## [Your objective]
Repeat the entries below word for word, though any picture in them should be dropped.

App and web page records:
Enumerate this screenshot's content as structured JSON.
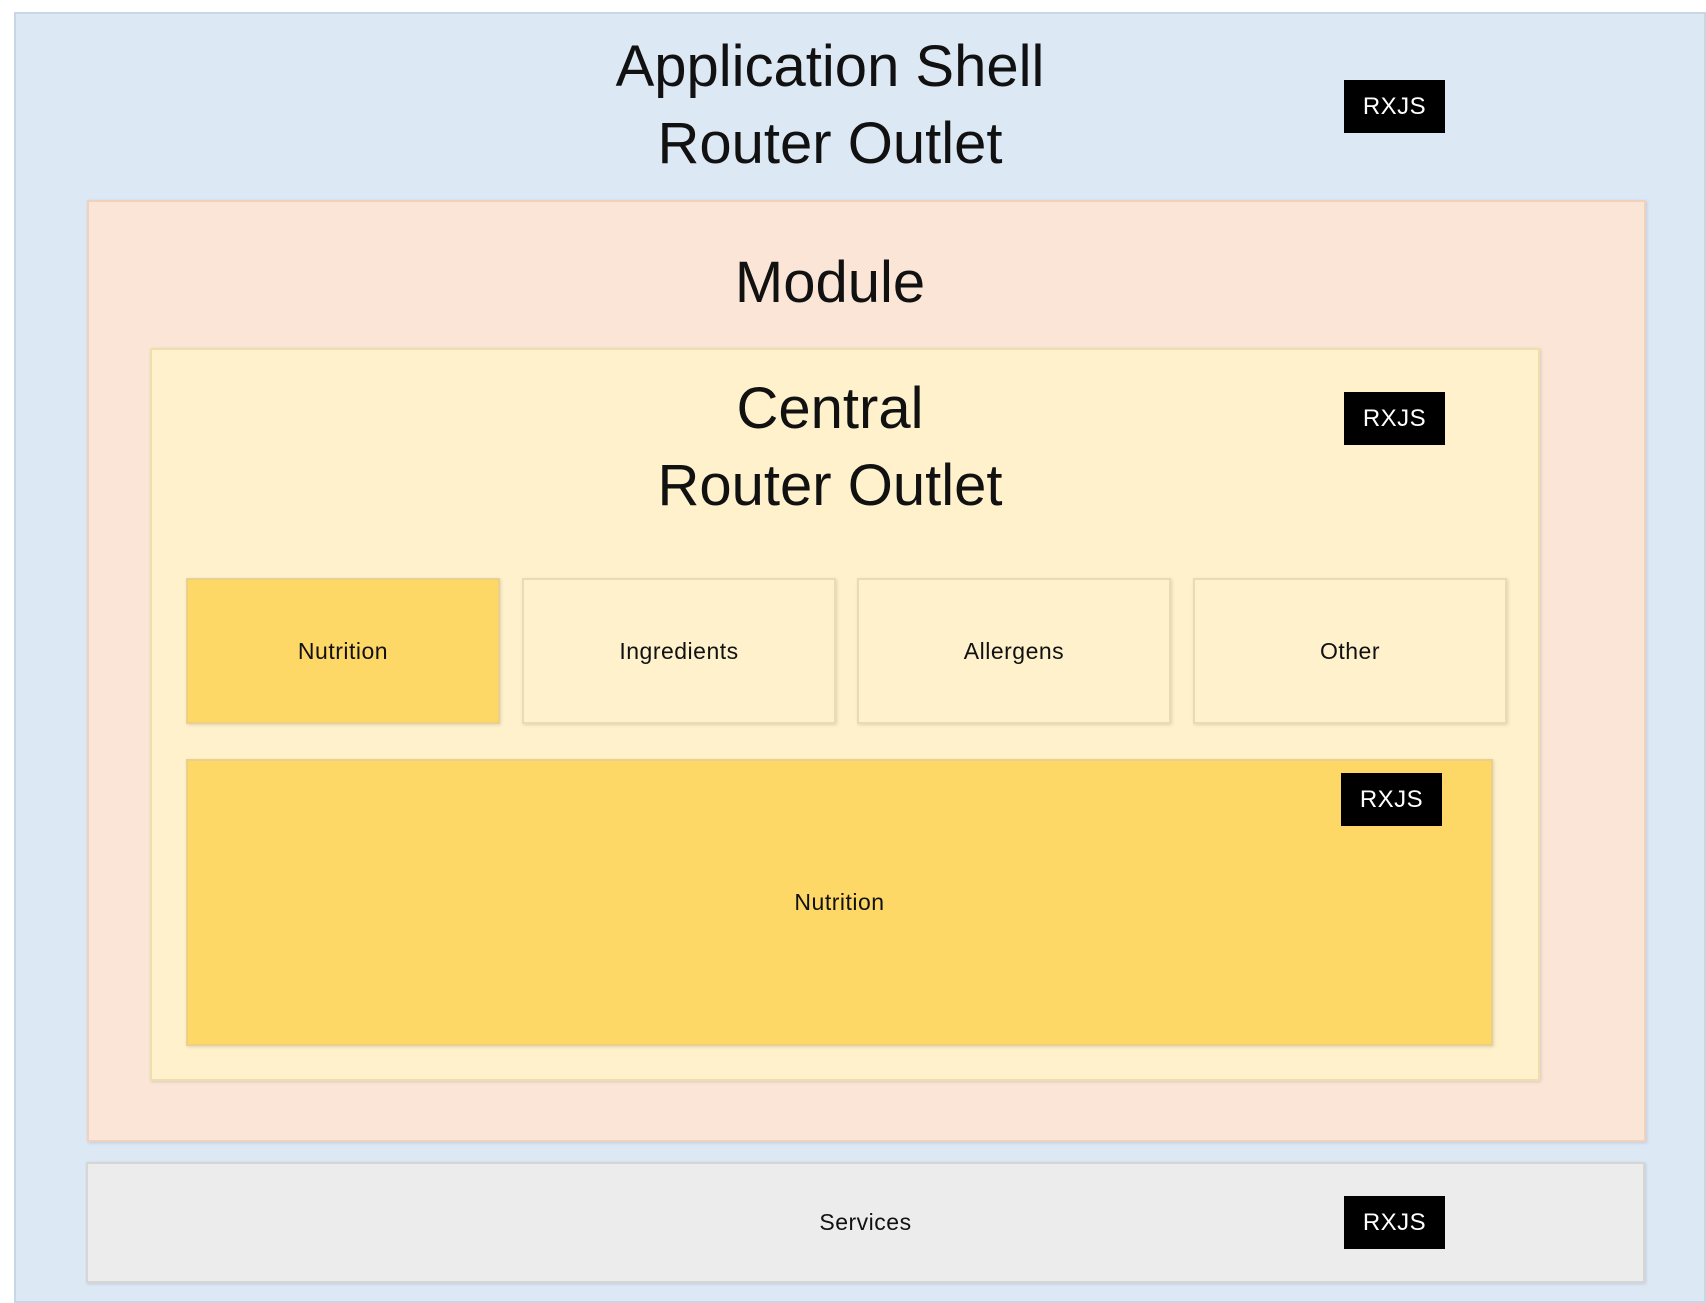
{
  "application_shell": {
    "title_line1": "Application Shell",
    "title_line2": "Router Outlet",
    "badge": "RXJS"
  },
  "module": {
    "title": "Module"
  },
  "central": {
    "title_line1": "Central",
    "title_line2": "Router Outlet",
    "badge": "RXJS"
  },
  "tabs": [
    {
      "label": "Nutrition",
      "active": true
    },
    {
      "label": "Ingredients",
      "active": false
    },
    {
      "label": "Allergens",
      "active": false
    },
    {
      "label": "Other",
      "active": false
    }
  ],
  "content_panel": {
    "label": "Nutrition",
    "badge": "RXJS"
  },
  "services": {
    "label": "Services",
    "badge": "RXJS"
  },
  "colors": {
    "shell_background": "#dde8f5",
    "module_background": "#fae5d6",
    "central_background": "#fef1cc",
    "active_tab": "#fdd866",
    "services_background": "#ececec",
    "badge_background": "#000000"
  }
}
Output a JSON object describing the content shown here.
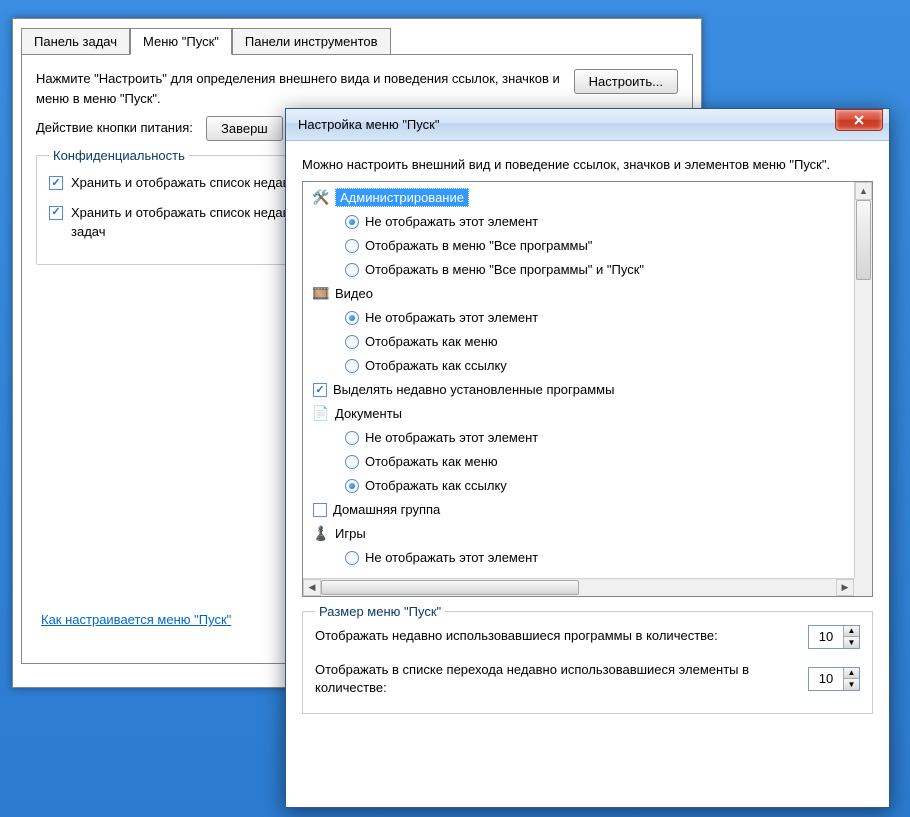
{
  "back": {
    "tabs": {
      "taskbar": "Панель задач",
      "start_menu": "Меню \"Пуск\"",
      "toolbars": "Панели инструментов"
    },
    "description": "Нажмите \"Настроить\" для определения внешнего вида и поведения ссылок, значков и меню в меню \"Пуск\".",
    "customize_btn": "Настроить...",
    "power_label": "Действие кнопки питания:",
    "power_btn": "Заверш",
    "privacy_title": "Конфиденциальность",
    "privacy1": "Хранить и отображать список недавно открывавшихся программ в меню \"Пуск\"",
    "privacy2": "Хранить и отображать список недавно открывавшихся элементов в меню \"Пуск\" и на панели задач",
    "help_link": "Как настраивается меню \"Пуск\""
  },
  "front": {
    "title": "Настройка меню \"Пуск\"",
    "intro": "Можно настроить внешний вид и поведение ссылок, значков и элементов меню \"Пуск\".",
    "close_x": "X",
    "tree": {
      "admin": "Администрирование",
      "admin_o1": "Не отображать этот элемент",
      "admin_o2": "Отображать в меню \"Все программы\"",
      "admin_o3": "Отображать в меню \"Все программы\" и \"Пуск\"",
      "video": "Видео",
      "video_o1": "Не отображать этот элемент",
      "video_o2": "Отображать как меню",
      "video_o3": "Отображать как ссылку",
      "highlight": "Выделять недавно установленные программы",
      "docs": "Документы",
      "docs_o1": "Не отображать этот элемент",
      "docs_o2": "Отображать как меню",
      "docs_o3": "Отображать как ссылку",
      "homegroup": "Домашняя группа",
      "games": "Игры",
      "games_o1": "Не отображать этот элемент"
    },
    "size_title": "Размер меню \"Пуск\"",
    "size_row1": "Отображать недавно использовавшиеся программы в количестве:",
    "size_val1": "10",
    "size_row2": "Отображать в списке перехода недавно использовавшиеся элементы в количестве:",
    "size_val2": "10"
  }
}
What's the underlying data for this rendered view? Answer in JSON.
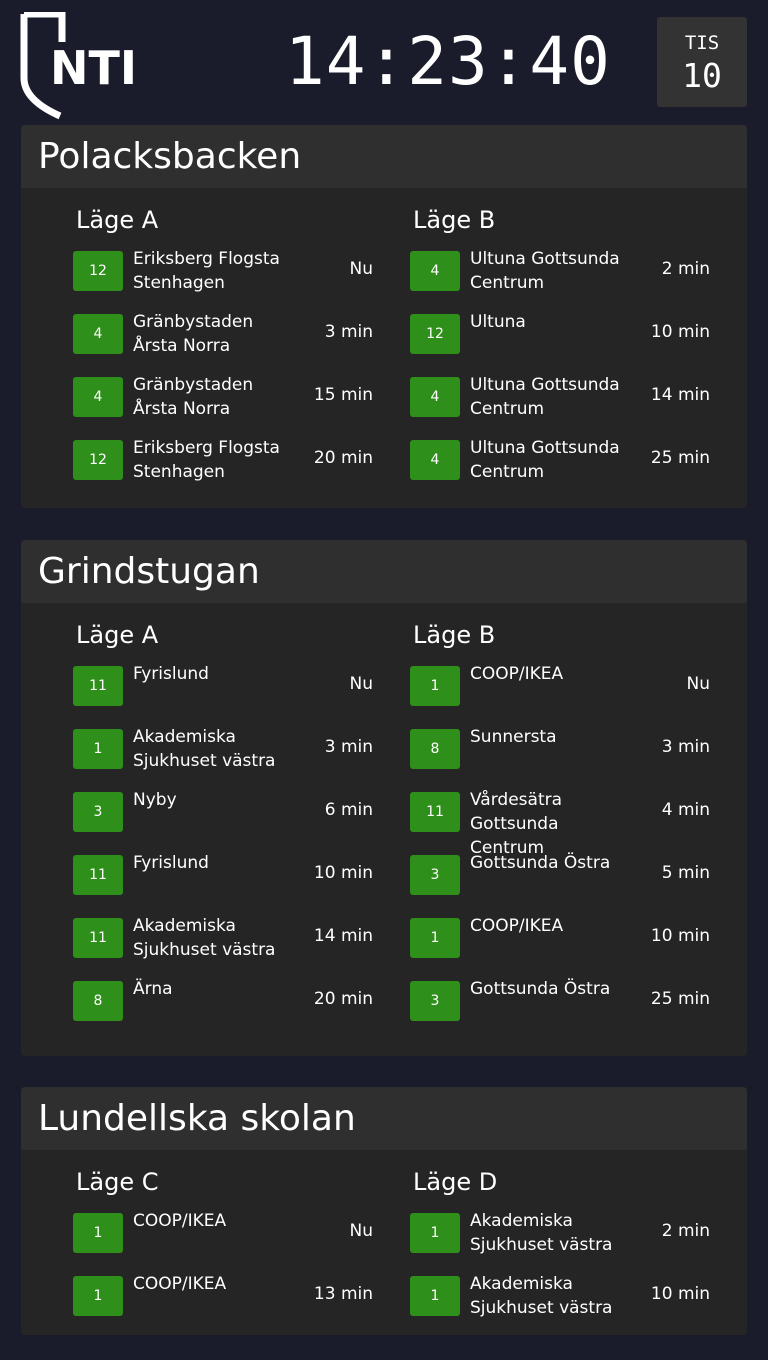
{
  "header": {
    "logo_text": "NTI",
    "clock": "14:23:40",
    "weekday": "TIS",
    "day": "10"
  },
  "colors": {
    "background": "#1b1c2b",
    "card": "#252525",
    "card_header": "#2f2f2f",
    "line_badge": "#2f8f1b"
  },
  "stops": [
    {
      "name": "Polacksbacken",
      "columns": [
        {
          "label": "Läge A",
          "departures": [
            {
              "line": "12",
              "destination": "Eriksberg Flogsta Stenhagen",
              "time": "Nu"
            },
            {
              "line": "4",
              "destination": "Gränbystaden Årsta Norra",
              "time": "3 min"
            },
            {
              "line": "4",
              "destination": "Gränbystaden Årsta Norra",
              "time": "15 min"
            },
            {
              "line": "12",
              "destination": "Eriksberg Flogsta Stenhagen",
              "time": "20 min"
            }
          ]
        },
        {
          "label": "Läge B",
          "departures": [
            {
              "line": "4",
              "destination": "Ultuna Gottsunda Centrum",
              "time": "2 min"
            },
            {
              "line": "12",
              "destination": "Ultuna",
              "time": "10 min"
            },
            {
              "line": "4",
              "destination": "Ultuna Gottsunda Centrum",
              "time": "14 min"
            },
            {
              "line": "4",
              "destination": "Ultuna Gottsunda Centrum",
              "time": "25 min"
            }
          ]
        }
      ]
    },
    {
      "name": "Grindstugan",
      "columns": [
        {
          "label": "Läge A",
          "departures": [
            {
              "line": "11",
              "destination": "Fyrislund",
              "time": "Nu"
            },
            {
              "line": "1",
              "destination": "Akademiska Sjukhuset västra",
              "time": "3 min"
            },
            {
              "line": "3",
              "destination": "Nyby",
              "time": "6 min"
            },
            {
              "line": "11",
              "destination": "Fyrislund",
              "time": "10 min"
            },
            {
              "line": "11",
              "destination": "Akademiska Sjukhuset västra",
              "time": "14 min"
            },
            {
              "line": "8",
              "destination": "Ärna",
              "time": "20 min"
            }
          ]
        },
        {
          "label": "Läge B",
          "departures": [
            {
              "line": "1",
              "destination": "COOP/IKEA",
              "time": "Nu"
            },
            {
              "line": "8",
              "destination": "Sunnersta",
              "time": "3 min"
            },
            {
              "line": "11",
              "destination": "Vårdesätra Gottsunda Centrum",
              "time": "4 min"
            },
            {
              "line": "3",
              "destination": "Gottsunda Östra",
              "time": "5 min"
            },
            {
              "line": "1",
              "destination": "COOP/IKEA",
              "time": "10 min"
            },
            {
              "line": "3",
              "destination": "Gottsunda Östra",
              "time": "25 min"
            }
          ]
        }
      ]
    },
    {
      "name": "Lundellska skolan",
      "columns": [
        {
          "label": "Läge C",
          "departures": [
            {
              "line": "1",
              "destination": "COOP/IKEA",
              "time": "Nu"
            },
            {
              "line": "1",
              "destination": "COOP/IKEA",
              "time": "13 min"
            }
          ]
        },
        {
          "label": "Läge D",
          "departures": [
            {
              "line": "1",
              "destination": "Akademiska Sjukhuset västra",
              "time": "2 min"
            },
            {
              "line": "1",
              "destination": "Akademiska Sjukhuset västra",
              "time": "10 min"
            }
          ]
        }
      ]
    }
  ]
}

## [Response area]
Enumerate this screenshot's content as structured JSON.
{
  "application_shell": {
    "title_line1": "Application Shell",
    "title_line2": "Router Outlet",
    "badge": "RXJS"
  },
  "module": {
    "title": "Module"
  },
  "central": {
    "title_line1": "Central",
    "title_line2": "Router Outlet",
    "badge": "RXJS"
  },
  "tabs": [
    {
      "label": "Nutrition",
      "active": true
    },
    {
      "label": "Ingredients",
      "active": false
    },
    {
      "label": "Allergens",
      "active": false
    },
    {
      "label": "Other",
      "active": false
    }
  ],
  "content_panel": {
    "label": "Nutrition",
    "badge": "RXJS"
  },
  "services": {
    "label": "Services",
    "badge": "RXJS"
  },
  "colors": {
    "shell_background": "#dde8f5",
    "module_background": "#fae5d6",
    "central_background": "#fef1cc",
    "active_tab": "#fdd866",
    "services_background": "#ececec",
    "badge_background": "#000000"
  }
}
Output a JSON object describing the content shown here.
{
  "back": {
    "tabs": {
      "taskbar": "Панель задач",
      "start_menu": "Меню \"Пуск\"",
      "toolbars": "Панели инструментов"
    },
    "description": "Нажмите \"Настроить\" для определения внешнего вида и поведения ссылок, значков и меню в меню \"Пуск\".",
    "customize_btn": "Настроить...",
    "power_label": "Действие кнопки питания:",
    "power_btn": "Заверш",
    "privacy_title": "Конфиденциальность",
    "privacy1": "Хранить и отображать список недавно открывавшихся программ в меню \"Пуск\"",
    "privacy2": "Хранить и отображать список недавно открывавшихся элементов в меню \"Пуск\" и на панели задач",
    "help_link": "Как настраивается меню \"Пуск\""
  },
  "front": {
    "title": "Настройка меню \"Пуск\"",
    "intro": "Можно настроить внешний вид и поведение ссылок, значков и элементов меню \"Пуск\".",
    "close_x": "X",
    "tree": {
      "admin": "Администрирование",
      "admin_o1": "Не отображать этот элемент",
      "admin_o2": "Отображать в меню \"Все программы\"",
      "admin_o3": "Отображать в меню \"Все программы\" и \"Пуск\"",
      "video": "Видео",
      "video_o1": "Не отображать этот элемент",
      "video_o2": "Отображать как меню",
      "video_o3": "Отображать как ссылку",
      "highlight": "Выделять недавно установленные программы",
      "docs": "Документы",
      "docs_o1": "Не отображать этот элемент",
      "docs_o2": "Отображать как меню",
      "docs_o3": "Отображать как ссылку",
      "homegroup": "Домашняя группа",
      "games": "Игры",
      "games_o1": "Не отображать этот элемент"
    },
    "size_title": "Размер меню \"Пуск\"",
    "size_row1": "Отображать недавно использовавшиеся программы в количестве:",
    "size_val1": "10",
    "size_row2": "Отображать в списке перехода недавно использовавшиеся элементы в количестве:",
    "size_val2": "10"
  }
}
What's the underlying data for this rendered view? Answer in JSON.
{
  "header": {
    "logo_text": "NTI",
    "clock": "14:23:40",
    "weekday": "TIS",
    "day": "10"
  },
  "colors": {
    "background": "#1b1c2b",
    "card": "#252525",
    "card_header": "#2f2f2f",
    "line_badge": "#2f8f1b"
  },
  "stops": [
    {
      "name": "Polacksbacken",
      "columns": [
        {
          "label": "Läge A",
          "departures": [
            {
              "line": "12",
              "destination": "Eriksberg Flogsta Stenhagen",
              "time": "Nu"
            },
            {
              "line": "4",
              "destination": "Gränbystaden Årsta Norra",
              "time": "3 min"
            },
            {
              "line": "4",
              "destination": "Gränbystaden Årsta Norra",
              "time": "15 min"
            },
            {
              "line": "12",
              "destination": "Eriksberg Flogsta Stenhagen",
              "time": "20 min"
            }
          ]
        },
        {
          "label": "Läge B",
          "departures": [
            {
              "line": "4",
              "destination": "Ultuna Gottsunda Centrum",
              "time": "2 min"
            },
            {
              "line": "12",
              "destination": "Ultuna",
              "time": "10 min"
            },
            {
              "line": "4",
              "destination": "Ultuna Gottsunda Centrum",
              "time": "14 min"
            },
            {
              "line": "4",
              "destination": "Ultuna Gottsunda Centrum",
              "time": "25 min"
            }
          ]
        }
      ]
    },
    {
      "name": "Grindstugan",
      "columns": [
        {
          "label": "Läge A",
          "departures": [
            {
              "line": "11",
              "destination": "Fyrislund",
              "time": "Nu"
            },
            {
              "line": "1",
              "destination": "Akademiska Sjukhuset västra",
              "time": "3 min"
            },
            {
              "line": "3",
              "destination": "Nyby",
              "time": "6 min"
            },
            {
              "line": "11",
              "destination": "Fyrislund",
              "time": "10 min"
            },
            {
              "line": "11",
              "destination": "Akademiska Sjukhuset västra",
              "time": "14 min"
            },
            {
              "line": "8",
              "destination": "Ärna",
              "time": "20 min"
            }
          ]
        },
        {
          "label": "Läge B",
          "departures": [
            {
              "line": "1",
              "destination": "COOP/IKEA",
              "time": "Nu"
            },
            {
              "line": "8",
              "destination": "Sunnersta",
              "time": "3 min"
            },
            {
              "line": "11",
              "destination": "Vårdesätra Gottsunda Centrum",
              "time": "4 min"
            },
            {
              "line": "3",
              "destination": "Gottsunda Östra",
              "time": "5 min"
            },
            {
              "line": "1",
              "destination": "COOP/IKEA",
              "time": "10 min"
            },
            {
              "line": "3",
              "destination": "Gottsunda Östra",
              "time": "25 min"
            }
          ]
        }
      ]
    },
    {
      "name": "Lundellska skolan",
      "columns": [
        {
          "label": "Läge C",
          "departures": [
            {
              "line": "1",
              "destination": "COOP/IKEA",
              "time": "Nu"
            },
            {
              "line": "1",
              "destination": "COOP/IKEA",
              "time": "13 min"
            }
          ]
        },
        {
          "label": "Läge D",
          "departures": [
            {
              "line": "1",
              "destination": "Akademiska Sjukhuset västra",
              "time": "2 min"
            },
            {
              "line": "1",
              "destination": "Akademiska Sjukhuset västra",
              "time": "10 min"
            }
          ]
        }
      ]
    }
  ]
}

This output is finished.